◆ Exercise
Every line below that contains "label" is to be copied.

◆ Material provided
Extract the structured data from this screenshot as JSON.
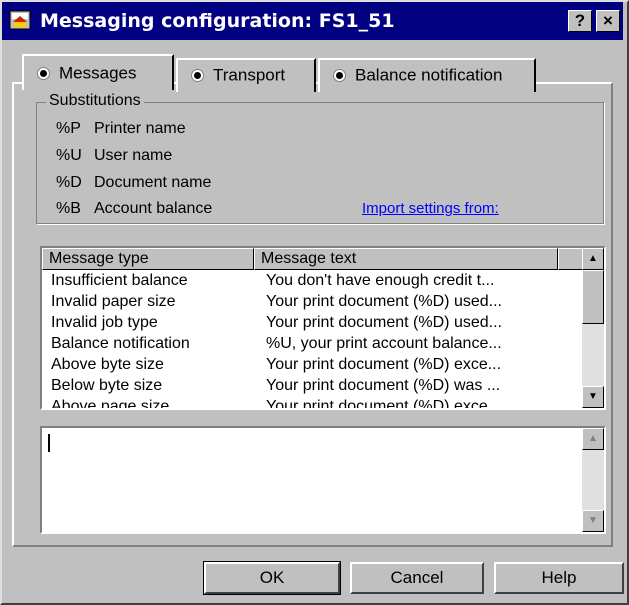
{
  "window": {
    "title": "Messaging configuration: FS1_51",
    "help_button": "?",
    "close_button": "×"
  },
  "tabs": [
    {
      "label": "Messages"
    },
    {
      "label": "Transport"
    },
    {
      "label": "Balance notification"
    }
  ],
  "substitutions": {
    "legend": "Substitutions",
    "items": [
      {
        "code": "%P",
        "label": "Printer name"
      },
      {
        "code": "%U",
        "label": "User name"
      },
      {
        "code": "%D",
        "label": "Document name"
      },
      {
        "code": "%B",
        "label": "Account balance"
      }
    ],
    "import_link": "Import settings from:"
  },
  "message_list": {
    "columns": [
      "Message type",
      "Message text"
    ],
    "rows": [
      {
        "type": "Insufficient balance",
        "text": "You don't have enough credit t..."
      },
      {
        "type": "Invalid paper size",
        "text": "Your print document (%D) used..."
      },
      {
        "type": "Invalid job type",
        "text": "Your print document (%D) used..."
      },
      {
        "type": "Balance notification",
        "text": "%U, your print account balance..."
      },
      {
        "type": "Above byte size",
        "text": "Your print document (%D) exce..."
      },
      {
        "type": "Below byte size",
        "text": "Your print document (%D) was ..."
      },
      {
        "type": "Above page size",
        "text": "Your print document (%D) exce..."
      }
    ]
  },
  "editor": {
    "value": ""
  },
  "buttons": {
    "ok": "OK",
    "cancel": "Cancel",
    "help": "Help"
  }
}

◆ Result
      "label": "Messages"
      "label": "Transport"
      "label": "Balance notification"
        "label": "Printer name"
        "label": "User name"
        "label": "Document name"
        "label": "Account balance"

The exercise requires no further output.